DATA FOR ANALYSIS:
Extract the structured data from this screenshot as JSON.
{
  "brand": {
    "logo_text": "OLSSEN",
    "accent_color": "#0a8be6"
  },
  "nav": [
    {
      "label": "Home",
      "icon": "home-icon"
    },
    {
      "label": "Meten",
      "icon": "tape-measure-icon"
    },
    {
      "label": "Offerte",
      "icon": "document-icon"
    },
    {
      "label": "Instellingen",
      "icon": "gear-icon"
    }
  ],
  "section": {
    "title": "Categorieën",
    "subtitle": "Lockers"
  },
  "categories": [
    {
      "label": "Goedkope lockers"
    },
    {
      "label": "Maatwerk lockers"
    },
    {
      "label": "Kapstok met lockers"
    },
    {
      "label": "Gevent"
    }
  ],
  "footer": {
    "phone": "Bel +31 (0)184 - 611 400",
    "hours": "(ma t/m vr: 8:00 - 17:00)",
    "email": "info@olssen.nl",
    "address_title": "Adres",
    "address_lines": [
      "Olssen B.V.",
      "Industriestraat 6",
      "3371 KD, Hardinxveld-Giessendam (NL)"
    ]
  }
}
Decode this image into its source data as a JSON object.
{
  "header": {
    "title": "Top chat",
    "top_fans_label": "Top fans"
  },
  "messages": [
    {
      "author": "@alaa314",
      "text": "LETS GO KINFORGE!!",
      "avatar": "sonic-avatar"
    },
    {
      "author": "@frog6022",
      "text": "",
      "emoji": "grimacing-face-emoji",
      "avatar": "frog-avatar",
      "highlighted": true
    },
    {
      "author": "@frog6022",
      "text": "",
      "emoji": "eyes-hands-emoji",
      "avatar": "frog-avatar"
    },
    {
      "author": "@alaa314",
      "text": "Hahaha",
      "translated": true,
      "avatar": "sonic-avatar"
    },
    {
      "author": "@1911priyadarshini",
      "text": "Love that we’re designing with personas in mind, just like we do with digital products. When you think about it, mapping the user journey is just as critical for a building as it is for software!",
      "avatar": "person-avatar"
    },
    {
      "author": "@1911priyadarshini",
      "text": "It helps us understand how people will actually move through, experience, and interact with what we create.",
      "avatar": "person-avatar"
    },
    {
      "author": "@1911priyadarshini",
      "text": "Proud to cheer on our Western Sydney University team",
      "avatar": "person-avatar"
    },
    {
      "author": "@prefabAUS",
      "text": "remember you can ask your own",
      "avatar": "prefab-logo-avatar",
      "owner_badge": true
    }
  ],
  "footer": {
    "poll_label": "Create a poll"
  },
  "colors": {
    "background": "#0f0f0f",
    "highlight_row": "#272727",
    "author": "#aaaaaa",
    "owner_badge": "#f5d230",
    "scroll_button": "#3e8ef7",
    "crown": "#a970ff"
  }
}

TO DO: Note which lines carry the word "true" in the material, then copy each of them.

ANSWER FOR THE TASK:
      "highlighted": true
      "translated": true,
      "owner_badge": true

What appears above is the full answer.